These Kemalist principles became the party platform in the 1935 elections and were added to the constitution in 1937. Kemal was an active president. Noted for his oratorical skill while in military school, he now utilized this asset to considerable advantage, moving readily about the country, eagerly explaining new laws. In one famous speech the President spoke over a period of 6 days.
Kemalist Turkey's foreign relations involved territorial settlements on Mosul and Alexandretta, an active role in the League of Nations after admission in 1932, and neighborly alliances in the Balkan Entente (1934) and the Saadabad Pact (1937). The most notable achievement was the Montreux Convention of 1936, by which Turkey regained control of the Straits.
Despite his posts as chief of state and party leader, Kemal was not a glory-grabber. He abhorred shallow ceremony and scorned pomp. In public life he was an in-corruptible dynamo, but his riotous private life confounded many. Cirrhosis killed Atatürk on Nov. 10, 1938, his death accelerated by wild living and too much drinking.

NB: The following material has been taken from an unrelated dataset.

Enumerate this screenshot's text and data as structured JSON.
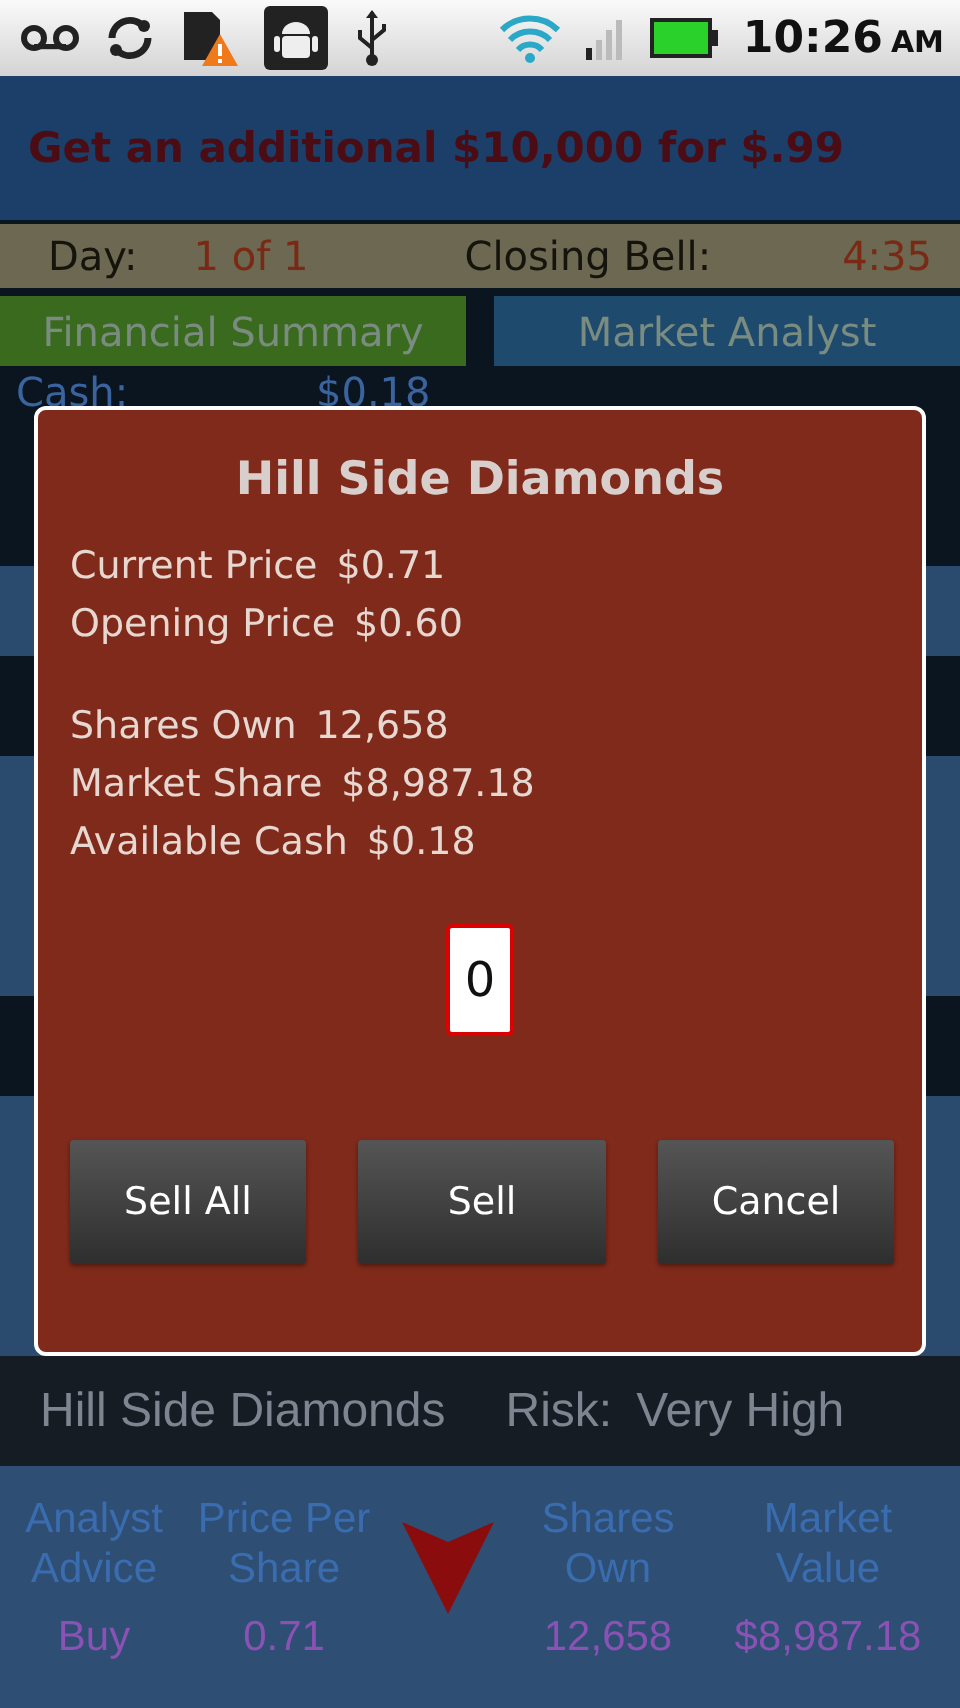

Harold Armstrong, Grey Wolf (1932; published as Gray Wolf: The Life of Kemal Ataturk, 1961), and Lord Kinross, Ataturk (1965), are the two major works on Kemal's life. A good, thorough coverage of the period is in Donald Everett Webster, The Turkey of Atatürk: Social Process in the Turkish Reformation (1939).